Jacob van Loon is a Chicago-based painter and designer. His work introduces organic, linear elements to geometric forms, with an aesthetic influenced by architecture, cartography, scientific illustration and graphic design. In addition to painting, Jacob also involves himself in the curation and has actively contributed to Artchipel’s content as Curator and Art Writer. Jacob’s personal work was featured on Artchipel over a year ago, we are glad to have him to speak about both his story and personal creative process.
Artchipel: You’ve been using Tumblr for almost three years now. Who is Jacob van Loon? Tell us a bit about your educational background and your creative style.

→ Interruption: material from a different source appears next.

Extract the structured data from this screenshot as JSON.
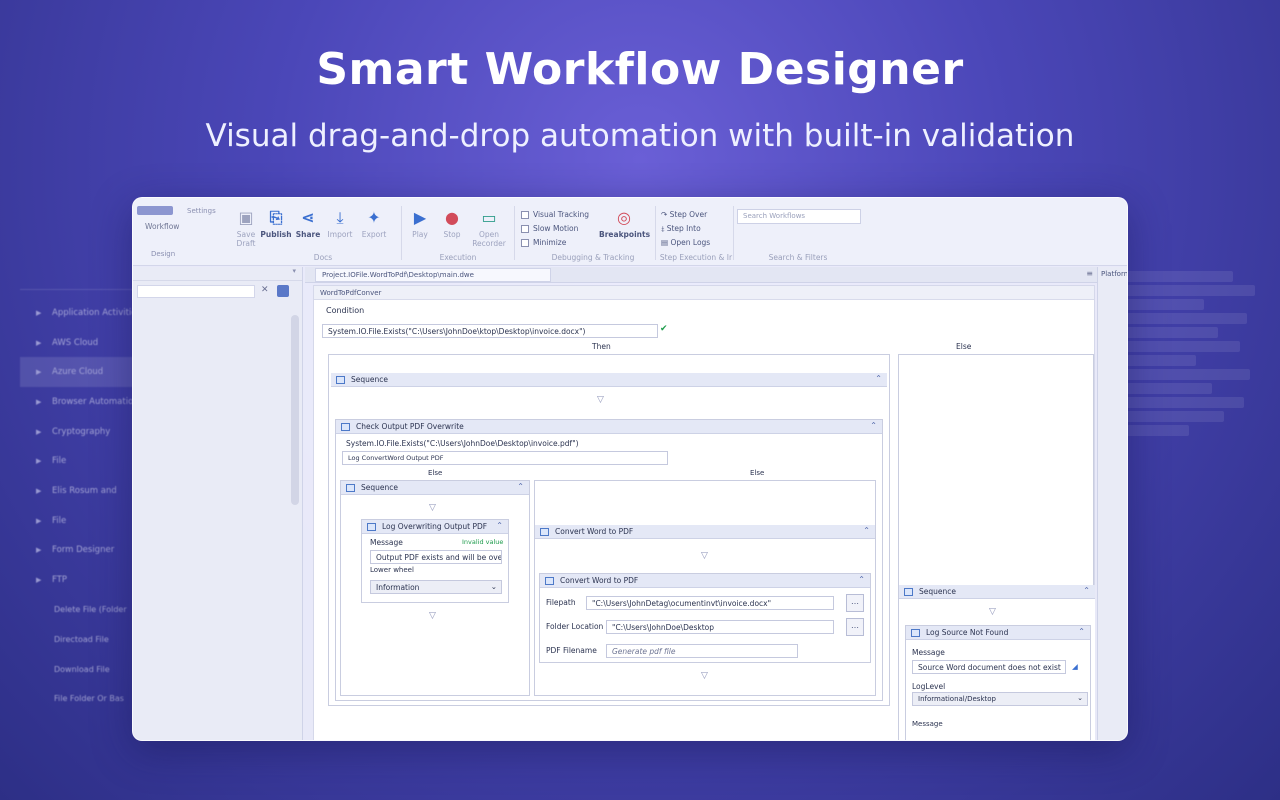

Jacob van Loon: I’m the kind of person who is at home anywhere, but also the kind of person who spends the majority of his time at a studio desk. I started off as a Graphic Design student at Associates colleges between Wisconsin and Illinois for about three years. I began studying photography with what turned out to be one of the best Professors I’ve ever had, and eventually plugged back in to drawing and painting through the Illustration program at Northern Illinois University, where I graduated in 2011. I never scrapped any one part of what I learned in school. My work realizes facets of my entire education, on a sliding scale.
A: How does your design and illustration background feed into your visual artwork and vice versa?
JVL: I think most responsible Illustration curriculum realizes the importance of design more than other studio concentrations do. They are far from the same thing, but often used in conjunction professionally which is why (at the very least) my own exposure to learning illustration emphasized parts of design education as well. My painted work, as well as my unassigned work, channels specific aesthetics that come from design history. Some of my favorite artists are designers.
A: The aesthetic of your work always alludes to there being a lot of information rattling around in your head. Works in the Schaeffer series combine collage, painting and digital method and represent iterations of sound, influenced by the compositions of Musique Concrète composer Pierre Schaeffer. From the first series to Ostinato and Crossfaders, how do you feel about the way your painted work has progressed so far?
JVL: Everything seems to be heading to a central point. Working within Schaeffer is allowing me to confront a reservation I have about the human figure in art. My painted work is more modular and structural, and the Crossfaders began to address space and line in a similar way this fall. I’m not sure if I will ever pursue a single series of work, being trained in different ways over the years allows me to explore media that best suits the concept. I never feel like I’m bending a concept to the limitations of certain media.
A: In addition to visual arts, we seem to have one more thing in common – an interest in music. What is the ideal music that you listen to while working?
JVL: I often tell people that the two artists I listen to most in the studio are Tim Hecker and William Basinski, and I think part of their aesthetic is transferred into my work, latently. Recently at an exhibit I had in Chicago, a woman was looking at my First Flower drawings and she said outright she was reminded of Frederic Chopin – which was both flattering and startling since I listened to his nocturnes semi-frequently while working on the set. My music library is kind of schizophrenic, I grew up on punk and hardcore so I tend not to use shuffle while I’m in the studio and gravitate towards full, long-playing albums.
A: The value of your curatorial work clearly accrues to you: you have graciously contributed to Artchipel’s content and started your curatorial blog Obscurantisme. How do you use social medias such as Tumblr to invent or reinvent yourself as Artist, Curator and/or Art Writer?
JVL: Artchipel offers me a great opportunity to discover art, and discover new things about art I admire. Obscurantisme is less about operating as a curator and more about addressing my dis/enchantment with the human figure in art. I can’t think of another subject I’m more critical of, so it’s interesting for me to now see what type of figurative work influences my own method.
A: Could you name 3 young artists to keep an eye on?
JVL: Totally unfair to pick just three, but Michael Chase, Theresa Taehee Whang, and T. Dylan Moore. I’d also like to mention I’ve enjoyed seeing Tony Huynh career ascension in the last year. Remarkable conceptual talent without the overbearing aesthetic perpetuated by young illustrators in editorial and advertising today.
A: What is your project for the coming year?
JVL: I have a few opportunities for exhibits in Chicago this fall, and plan to have my first solo exhibition in January next year. I will be re-joining Anobium Books to design a few digital publications to be released this fall/winter, and hope to be able to invest more time in my work and gain employment in the creative industry.